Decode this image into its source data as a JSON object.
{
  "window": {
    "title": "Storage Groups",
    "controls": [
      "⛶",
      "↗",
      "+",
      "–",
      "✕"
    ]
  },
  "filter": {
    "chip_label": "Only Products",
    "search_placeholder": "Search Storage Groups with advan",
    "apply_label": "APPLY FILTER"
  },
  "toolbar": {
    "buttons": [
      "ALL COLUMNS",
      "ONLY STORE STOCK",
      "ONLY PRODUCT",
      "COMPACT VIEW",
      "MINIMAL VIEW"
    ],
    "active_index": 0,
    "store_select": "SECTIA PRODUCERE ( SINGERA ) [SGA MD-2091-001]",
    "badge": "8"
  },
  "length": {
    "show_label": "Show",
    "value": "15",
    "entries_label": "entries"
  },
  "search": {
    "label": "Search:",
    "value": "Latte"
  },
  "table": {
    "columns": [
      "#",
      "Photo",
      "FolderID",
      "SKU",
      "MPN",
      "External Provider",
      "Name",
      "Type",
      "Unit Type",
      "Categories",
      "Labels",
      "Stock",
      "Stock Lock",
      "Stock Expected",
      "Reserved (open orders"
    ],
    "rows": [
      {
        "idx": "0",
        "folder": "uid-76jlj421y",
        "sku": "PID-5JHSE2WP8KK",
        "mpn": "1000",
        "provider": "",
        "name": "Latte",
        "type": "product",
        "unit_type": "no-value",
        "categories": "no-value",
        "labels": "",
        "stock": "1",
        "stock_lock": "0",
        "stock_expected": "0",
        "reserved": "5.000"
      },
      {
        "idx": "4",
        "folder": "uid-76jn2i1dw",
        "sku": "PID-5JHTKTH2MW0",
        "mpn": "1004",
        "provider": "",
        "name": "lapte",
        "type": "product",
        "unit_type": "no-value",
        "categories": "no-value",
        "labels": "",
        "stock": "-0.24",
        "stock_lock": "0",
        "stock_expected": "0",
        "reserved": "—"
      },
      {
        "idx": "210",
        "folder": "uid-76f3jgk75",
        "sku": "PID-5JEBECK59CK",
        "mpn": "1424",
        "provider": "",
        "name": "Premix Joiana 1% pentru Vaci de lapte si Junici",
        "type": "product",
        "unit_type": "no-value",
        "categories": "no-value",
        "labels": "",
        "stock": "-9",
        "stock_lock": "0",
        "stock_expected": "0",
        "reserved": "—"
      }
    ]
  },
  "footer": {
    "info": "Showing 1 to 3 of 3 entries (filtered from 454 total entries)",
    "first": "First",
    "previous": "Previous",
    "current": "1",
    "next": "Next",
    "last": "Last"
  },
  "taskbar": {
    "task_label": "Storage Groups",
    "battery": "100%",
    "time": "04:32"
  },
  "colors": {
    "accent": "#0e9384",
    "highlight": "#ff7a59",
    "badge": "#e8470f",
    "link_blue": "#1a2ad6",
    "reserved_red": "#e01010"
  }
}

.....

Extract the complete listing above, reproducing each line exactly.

Decode this image into its source data as a JSON object.
{
  "window": {
    "title": "Storage Groups",
    "controls": [
      "⛶",
      "↗",
      "+",
      "–",
      "✕"
    ]
  },
  "filter": {
    "chip_label": "Only Products",
    "search_placeholder": "Search Storage Groups with advan",
    "apply_label": "APPLY FILTER"
  },
  "toolbar": {
    "buttons": [
      "ALL COLUMNS",
      "ONLY STORE STOCK",
      "ONLY PRODUCT",
      "COMPACT VIEW",
      "MINIMAL VIEW"
    ],
    "active_index": 0,
    "store_select": "SECTIA PRODUCERE ( SINGERA ) [SGA MD-2091-001]",
    "badge": "8"
  },
  "length": {
    "show_label": "Show",
    "value": "15",
    "entries_label": "entries"
  },
  "search": {
    "label": "Search:",
    "value": "Latte"
  },
  "table": {
    "columns": [
      "#",
      "Photo",
      "FolderID",
      "SKU",
      "MPN",
      "External Provider",
      "Name",
      "Type",
      "Unit Type",
      "Categories",
      "Labels",
      "Stock",
      "Stock Lock",
      "Stock Expected",
      "Reserved (open orders"
    ],
    "rows": [
      {
        "idx": "0",
        "folder": "uid-76jlj421y",
        "sku": "PID-5JHSE2WP8KK",
        "mpn": "1000",
        "provider": "",
        "name": "Latte",
        "type": "product",
        "unit_type": "no-value",
        "categories": "no-value",
        "labels": "",
        "stock": "1",
        "stock_lock": "0",
        "stock_expected": "0",
        "reserved": "5.000"
      },
      {
        "idx": "4",
        "folder": "uid-76jn2i1dw",
        "sku": "PID-5JHTKTH2MW0",
        "mpn": "1004",
        "provider": "",
        "name": "lapte",
        "type": "product",
        "unit_type": "no-value",
        "categories": "no-value",
        "labels": "",
        "stock": "-0.24",
        "stock_lock": "0",
        "stock_expected": "0",
        "reserved": "—"
      },
      {
        "idx": "210",
        "folder": "uid-76f3jgk75",
        "sku": "PID-5JEBECK59CK",
        "mpn": "1424",
        "provider": "",
        "name": "Premix Joiana 1% pentru Vaci de lapte si Junici",
        "type": "product",
        "unit_type": "no-value",
        "categories": "no-value",
        "labels": "",
        "stock": "-9",
        "stock_lock": "0",
        "stock_expected": "0",
        "reserved": "—"
      }
    ]
  },
  "footer": {
    "info": "Showing 1 to 3 of 3 entries (filtered from 454 total entries)",
    "first": "First",
    "previous": "Previous",
    "current": "1",
    "next": "Next",
    "last": "Last"
  },
  "taskbar": {
    "task_label": "Storage Groups",
    "battery": "100%",
    "time": "04:32"
  },
  "colors": {
    "accent": "#0e9384",
    "highlight": "#ff7a59",
    "badge": "#e8470f",
    "link_blue": "#1a2ad6",
    "reserved_red": "#e01010"
  }
}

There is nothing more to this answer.